> _What to do_
Collect all lines below with the string "title".

> _Provided data_

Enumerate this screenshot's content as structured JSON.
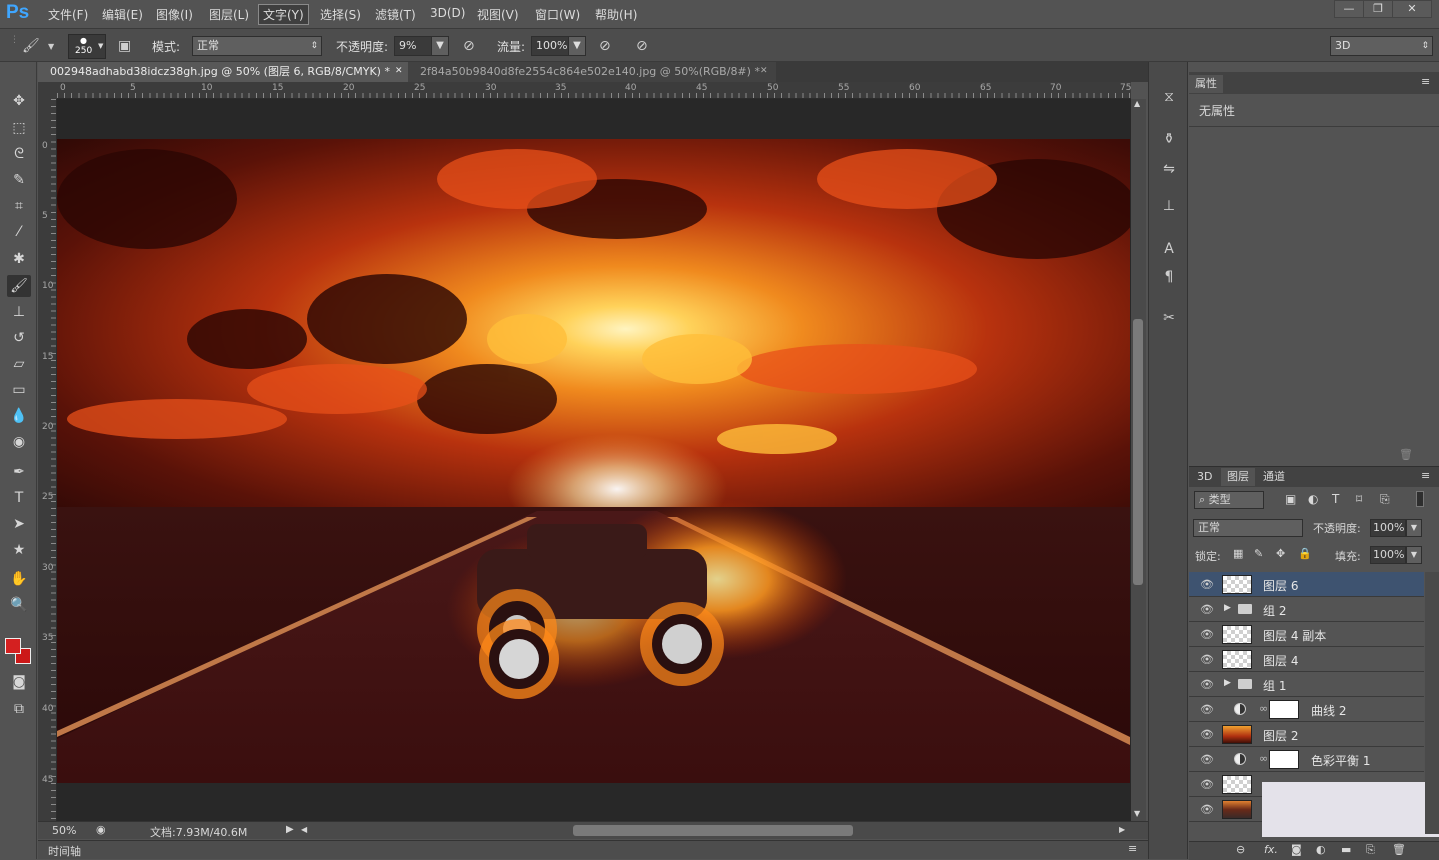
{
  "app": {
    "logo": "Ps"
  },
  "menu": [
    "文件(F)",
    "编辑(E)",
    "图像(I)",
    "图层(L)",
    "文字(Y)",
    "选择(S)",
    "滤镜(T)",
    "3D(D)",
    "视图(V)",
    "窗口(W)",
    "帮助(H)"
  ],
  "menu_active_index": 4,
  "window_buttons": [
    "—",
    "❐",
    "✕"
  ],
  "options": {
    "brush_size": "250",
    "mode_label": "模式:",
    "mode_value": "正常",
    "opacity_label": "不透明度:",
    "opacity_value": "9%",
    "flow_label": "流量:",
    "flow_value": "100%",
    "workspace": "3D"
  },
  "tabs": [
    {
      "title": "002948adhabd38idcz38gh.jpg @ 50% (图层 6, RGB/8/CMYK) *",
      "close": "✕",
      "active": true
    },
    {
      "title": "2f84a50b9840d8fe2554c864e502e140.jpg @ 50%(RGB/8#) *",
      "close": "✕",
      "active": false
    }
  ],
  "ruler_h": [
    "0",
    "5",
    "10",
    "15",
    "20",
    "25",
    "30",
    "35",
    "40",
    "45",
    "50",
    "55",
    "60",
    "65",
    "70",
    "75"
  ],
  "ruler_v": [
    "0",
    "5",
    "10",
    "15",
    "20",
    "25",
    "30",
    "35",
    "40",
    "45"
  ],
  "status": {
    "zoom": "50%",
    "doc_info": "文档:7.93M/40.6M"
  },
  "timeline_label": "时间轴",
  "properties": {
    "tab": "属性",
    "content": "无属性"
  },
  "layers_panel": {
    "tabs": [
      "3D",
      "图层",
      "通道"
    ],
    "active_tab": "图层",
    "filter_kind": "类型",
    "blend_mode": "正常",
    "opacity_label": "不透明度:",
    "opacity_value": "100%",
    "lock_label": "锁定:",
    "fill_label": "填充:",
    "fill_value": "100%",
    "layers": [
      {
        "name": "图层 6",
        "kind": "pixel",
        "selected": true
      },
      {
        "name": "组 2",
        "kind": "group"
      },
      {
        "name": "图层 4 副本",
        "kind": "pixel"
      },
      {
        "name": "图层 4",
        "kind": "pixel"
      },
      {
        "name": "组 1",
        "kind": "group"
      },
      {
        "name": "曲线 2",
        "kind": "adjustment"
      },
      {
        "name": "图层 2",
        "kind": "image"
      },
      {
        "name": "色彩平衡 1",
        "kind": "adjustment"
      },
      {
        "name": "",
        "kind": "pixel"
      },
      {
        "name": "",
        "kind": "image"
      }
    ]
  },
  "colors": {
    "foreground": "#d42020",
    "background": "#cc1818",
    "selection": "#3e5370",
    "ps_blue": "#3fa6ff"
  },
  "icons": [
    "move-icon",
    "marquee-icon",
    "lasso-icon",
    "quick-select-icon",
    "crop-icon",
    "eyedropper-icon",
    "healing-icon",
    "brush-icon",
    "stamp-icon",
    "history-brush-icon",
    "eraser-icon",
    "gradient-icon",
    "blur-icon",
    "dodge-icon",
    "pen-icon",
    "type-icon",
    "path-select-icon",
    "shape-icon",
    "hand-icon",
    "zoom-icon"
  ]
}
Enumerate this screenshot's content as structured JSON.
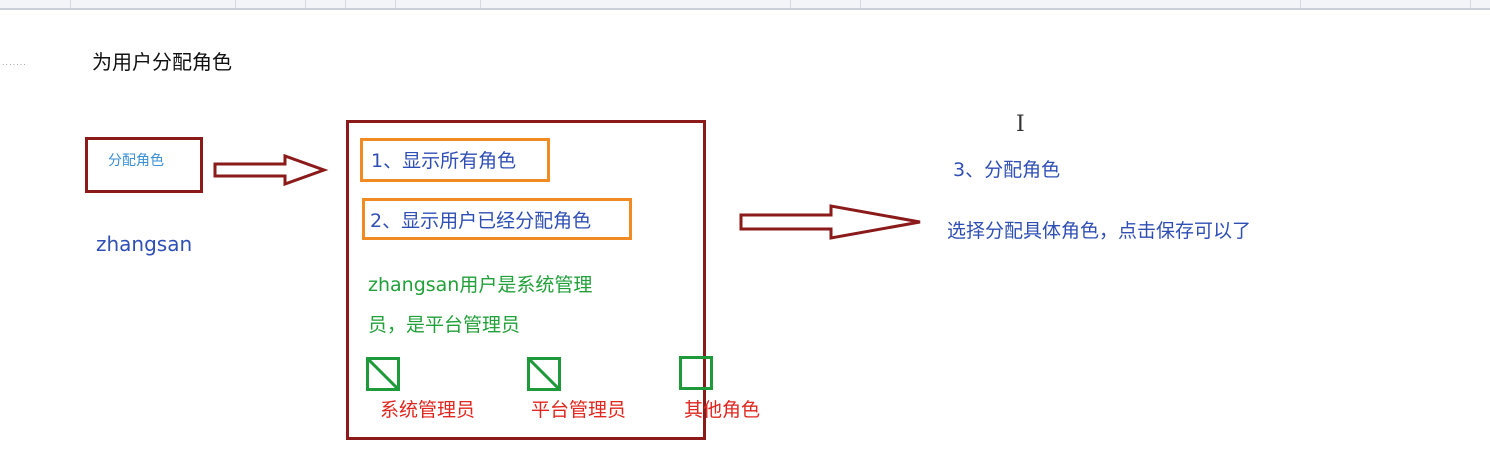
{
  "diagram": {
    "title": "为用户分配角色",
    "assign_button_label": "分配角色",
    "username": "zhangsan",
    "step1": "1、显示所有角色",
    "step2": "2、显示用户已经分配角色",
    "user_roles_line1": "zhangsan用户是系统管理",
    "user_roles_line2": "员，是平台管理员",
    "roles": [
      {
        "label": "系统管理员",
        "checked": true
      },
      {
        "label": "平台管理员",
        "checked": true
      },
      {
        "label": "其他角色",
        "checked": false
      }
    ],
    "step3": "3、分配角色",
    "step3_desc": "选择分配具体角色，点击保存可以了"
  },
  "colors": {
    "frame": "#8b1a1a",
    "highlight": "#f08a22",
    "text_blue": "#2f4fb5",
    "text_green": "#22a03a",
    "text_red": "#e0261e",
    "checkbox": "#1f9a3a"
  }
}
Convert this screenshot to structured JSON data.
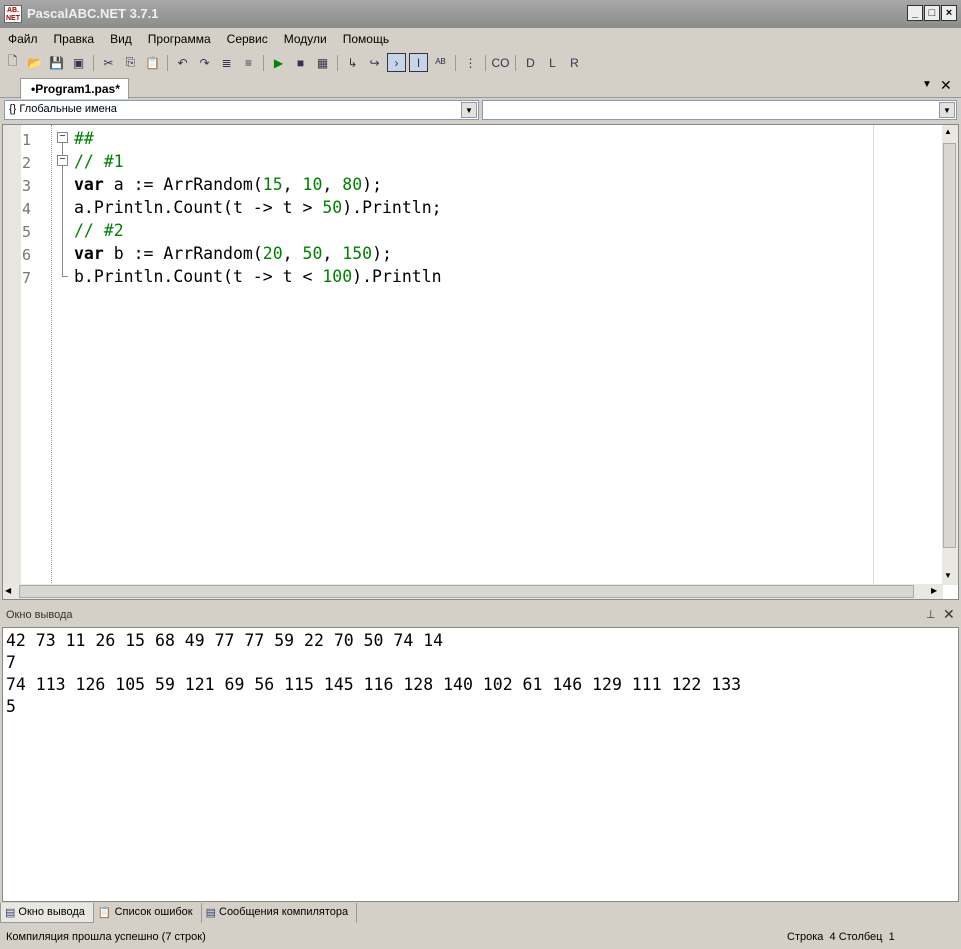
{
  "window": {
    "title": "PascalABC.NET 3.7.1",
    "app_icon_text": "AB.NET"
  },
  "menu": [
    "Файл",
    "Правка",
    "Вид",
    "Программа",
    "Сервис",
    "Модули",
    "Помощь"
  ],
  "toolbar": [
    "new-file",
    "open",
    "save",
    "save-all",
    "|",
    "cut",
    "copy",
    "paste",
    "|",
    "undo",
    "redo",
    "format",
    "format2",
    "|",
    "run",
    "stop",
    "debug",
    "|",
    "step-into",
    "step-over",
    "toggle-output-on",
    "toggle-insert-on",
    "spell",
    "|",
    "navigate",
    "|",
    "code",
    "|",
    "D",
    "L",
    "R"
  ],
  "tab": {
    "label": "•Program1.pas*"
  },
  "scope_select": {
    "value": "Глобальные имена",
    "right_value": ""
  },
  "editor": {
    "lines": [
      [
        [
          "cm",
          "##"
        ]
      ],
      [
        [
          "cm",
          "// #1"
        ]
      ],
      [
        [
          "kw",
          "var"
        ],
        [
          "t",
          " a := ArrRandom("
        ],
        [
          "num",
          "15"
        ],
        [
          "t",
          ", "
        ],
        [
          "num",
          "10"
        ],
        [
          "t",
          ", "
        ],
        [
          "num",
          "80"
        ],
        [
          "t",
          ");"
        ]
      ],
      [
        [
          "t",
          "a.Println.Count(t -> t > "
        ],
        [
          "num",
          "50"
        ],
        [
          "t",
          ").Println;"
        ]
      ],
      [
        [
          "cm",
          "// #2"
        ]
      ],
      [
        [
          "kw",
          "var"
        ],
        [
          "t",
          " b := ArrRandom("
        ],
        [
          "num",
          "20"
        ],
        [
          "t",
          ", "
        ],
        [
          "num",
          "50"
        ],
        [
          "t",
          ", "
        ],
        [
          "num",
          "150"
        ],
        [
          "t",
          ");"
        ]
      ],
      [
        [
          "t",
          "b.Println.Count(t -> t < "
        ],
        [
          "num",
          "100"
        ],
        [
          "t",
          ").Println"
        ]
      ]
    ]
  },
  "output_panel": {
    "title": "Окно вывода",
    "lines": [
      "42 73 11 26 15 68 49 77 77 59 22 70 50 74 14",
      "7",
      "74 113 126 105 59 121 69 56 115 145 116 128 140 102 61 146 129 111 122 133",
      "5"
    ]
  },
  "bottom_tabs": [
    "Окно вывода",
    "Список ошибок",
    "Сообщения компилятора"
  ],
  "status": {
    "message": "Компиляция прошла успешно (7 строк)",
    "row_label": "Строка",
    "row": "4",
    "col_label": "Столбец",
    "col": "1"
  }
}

> _Expected answer_
      "title": "002948adhabd38idcz38gh.jpg @ 50% (图层 6, RGB/8/CMYK) *",
      "title": "2f84a50b9840d8fe2554c864e502e140.jpg @ 50%(RGB/8#) *",
    "title": "为用户分配角色",
    "title": "PascalABC.NET 3.7.1",
    "title": "Окно вывода",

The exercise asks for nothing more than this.